(Data about app and page elements)
[Start of section]

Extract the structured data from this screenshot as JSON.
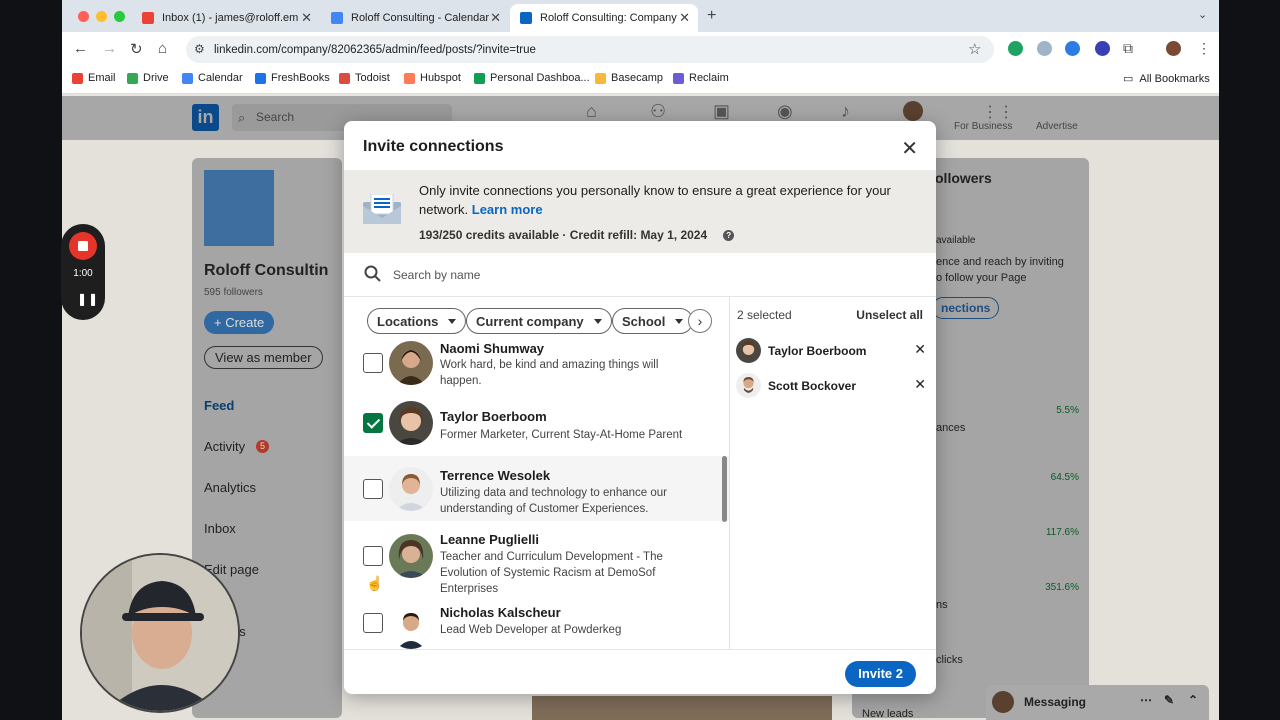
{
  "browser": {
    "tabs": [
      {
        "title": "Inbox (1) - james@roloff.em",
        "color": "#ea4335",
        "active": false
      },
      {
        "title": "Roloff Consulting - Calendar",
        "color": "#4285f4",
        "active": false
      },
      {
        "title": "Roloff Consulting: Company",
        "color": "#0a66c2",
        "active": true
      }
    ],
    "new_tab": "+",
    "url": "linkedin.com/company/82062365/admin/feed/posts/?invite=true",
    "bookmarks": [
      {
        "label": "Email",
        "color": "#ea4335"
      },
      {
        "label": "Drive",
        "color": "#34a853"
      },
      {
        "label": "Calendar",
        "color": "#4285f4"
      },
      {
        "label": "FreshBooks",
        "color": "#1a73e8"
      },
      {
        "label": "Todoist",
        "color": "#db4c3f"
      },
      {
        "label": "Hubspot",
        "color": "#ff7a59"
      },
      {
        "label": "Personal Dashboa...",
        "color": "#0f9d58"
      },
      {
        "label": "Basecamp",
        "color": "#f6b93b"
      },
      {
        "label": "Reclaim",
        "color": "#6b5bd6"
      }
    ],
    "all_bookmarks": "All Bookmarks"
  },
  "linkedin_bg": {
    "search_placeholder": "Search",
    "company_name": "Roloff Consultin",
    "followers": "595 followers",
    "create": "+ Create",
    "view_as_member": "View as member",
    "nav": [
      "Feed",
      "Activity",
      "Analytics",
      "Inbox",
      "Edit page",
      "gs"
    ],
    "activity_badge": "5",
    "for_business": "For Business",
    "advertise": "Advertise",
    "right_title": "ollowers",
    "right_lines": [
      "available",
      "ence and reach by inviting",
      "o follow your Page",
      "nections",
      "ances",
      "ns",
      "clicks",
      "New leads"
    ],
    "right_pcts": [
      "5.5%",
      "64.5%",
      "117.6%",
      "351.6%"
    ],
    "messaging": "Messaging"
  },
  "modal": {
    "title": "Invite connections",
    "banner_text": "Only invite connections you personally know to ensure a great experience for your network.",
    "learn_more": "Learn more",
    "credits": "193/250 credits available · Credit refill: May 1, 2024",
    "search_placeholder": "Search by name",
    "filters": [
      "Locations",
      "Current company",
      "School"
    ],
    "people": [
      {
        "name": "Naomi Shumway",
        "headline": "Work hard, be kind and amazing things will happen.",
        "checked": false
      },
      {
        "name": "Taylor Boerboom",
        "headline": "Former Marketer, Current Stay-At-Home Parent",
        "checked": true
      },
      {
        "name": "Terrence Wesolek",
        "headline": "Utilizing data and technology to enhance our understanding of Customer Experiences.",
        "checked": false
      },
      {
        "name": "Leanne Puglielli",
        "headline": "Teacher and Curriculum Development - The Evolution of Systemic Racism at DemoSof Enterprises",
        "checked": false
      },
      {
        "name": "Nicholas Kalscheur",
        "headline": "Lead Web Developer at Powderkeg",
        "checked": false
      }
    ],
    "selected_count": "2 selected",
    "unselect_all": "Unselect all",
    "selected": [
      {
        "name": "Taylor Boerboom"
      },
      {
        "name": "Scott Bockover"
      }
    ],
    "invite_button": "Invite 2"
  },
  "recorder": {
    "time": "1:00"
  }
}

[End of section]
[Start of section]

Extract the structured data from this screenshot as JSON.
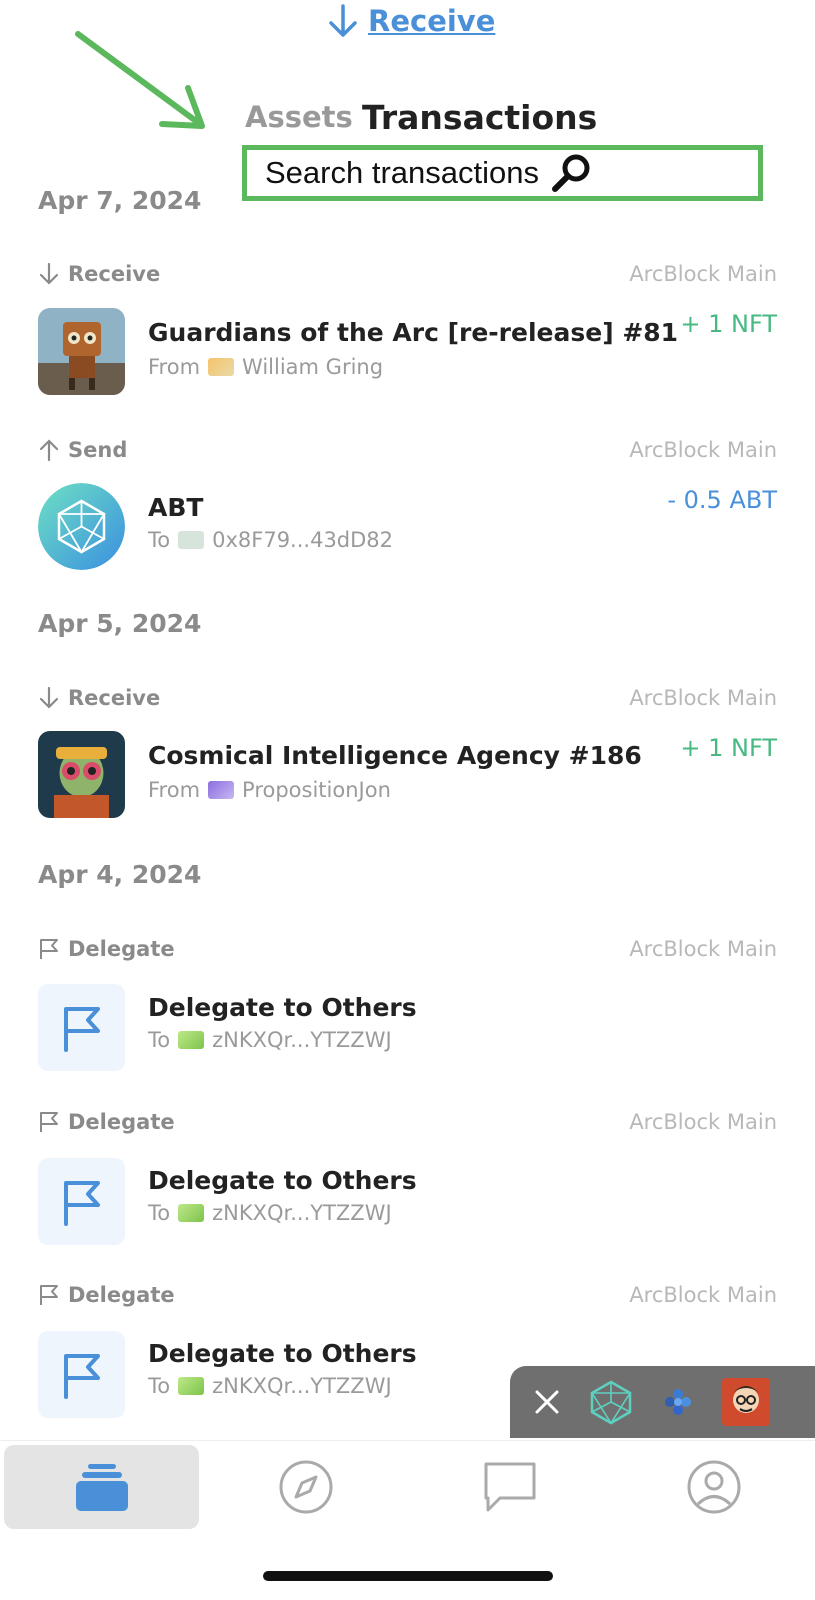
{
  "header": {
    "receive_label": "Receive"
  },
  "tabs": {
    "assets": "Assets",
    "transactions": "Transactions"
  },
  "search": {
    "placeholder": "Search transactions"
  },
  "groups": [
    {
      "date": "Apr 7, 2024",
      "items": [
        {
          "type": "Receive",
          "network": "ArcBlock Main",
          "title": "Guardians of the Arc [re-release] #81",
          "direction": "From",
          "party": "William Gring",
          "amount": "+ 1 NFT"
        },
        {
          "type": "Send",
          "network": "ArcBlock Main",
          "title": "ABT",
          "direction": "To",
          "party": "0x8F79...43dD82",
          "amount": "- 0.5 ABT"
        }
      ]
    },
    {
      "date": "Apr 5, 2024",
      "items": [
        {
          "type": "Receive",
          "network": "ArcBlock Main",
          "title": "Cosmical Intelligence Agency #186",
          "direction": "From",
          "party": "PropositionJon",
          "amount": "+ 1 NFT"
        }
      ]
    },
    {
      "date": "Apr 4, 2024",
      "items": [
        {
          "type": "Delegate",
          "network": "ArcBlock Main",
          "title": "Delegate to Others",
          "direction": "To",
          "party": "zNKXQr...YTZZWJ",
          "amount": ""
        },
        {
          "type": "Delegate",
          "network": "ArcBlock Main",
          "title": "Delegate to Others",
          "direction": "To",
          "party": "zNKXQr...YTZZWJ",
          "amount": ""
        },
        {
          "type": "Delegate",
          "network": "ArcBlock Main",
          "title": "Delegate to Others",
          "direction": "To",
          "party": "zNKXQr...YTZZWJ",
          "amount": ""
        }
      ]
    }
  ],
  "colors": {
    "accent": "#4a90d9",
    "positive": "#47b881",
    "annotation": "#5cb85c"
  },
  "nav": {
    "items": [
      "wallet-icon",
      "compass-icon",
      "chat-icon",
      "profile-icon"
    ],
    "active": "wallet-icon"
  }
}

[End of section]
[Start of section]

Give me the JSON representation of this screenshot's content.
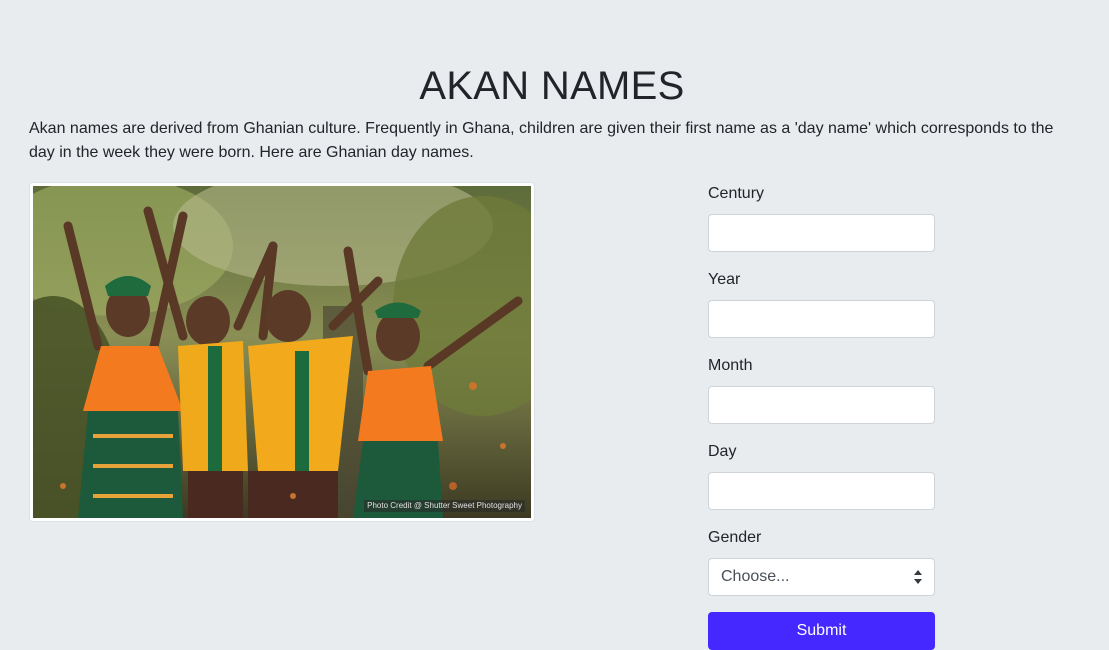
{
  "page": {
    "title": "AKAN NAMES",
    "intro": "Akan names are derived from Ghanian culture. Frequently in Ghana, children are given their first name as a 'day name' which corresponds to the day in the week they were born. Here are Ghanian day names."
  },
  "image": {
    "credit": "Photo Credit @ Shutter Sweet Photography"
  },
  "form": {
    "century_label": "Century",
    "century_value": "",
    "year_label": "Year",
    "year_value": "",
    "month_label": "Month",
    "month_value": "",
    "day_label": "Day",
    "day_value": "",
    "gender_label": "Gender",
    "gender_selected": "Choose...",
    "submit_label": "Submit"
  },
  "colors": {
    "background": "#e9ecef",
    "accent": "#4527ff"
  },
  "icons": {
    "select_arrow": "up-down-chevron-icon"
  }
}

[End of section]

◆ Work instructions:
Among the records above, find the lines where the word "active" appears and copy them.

◆ Answer for this exercise:
        "active": false
        "active": false
        "active": true
    "active": "wallet-icon"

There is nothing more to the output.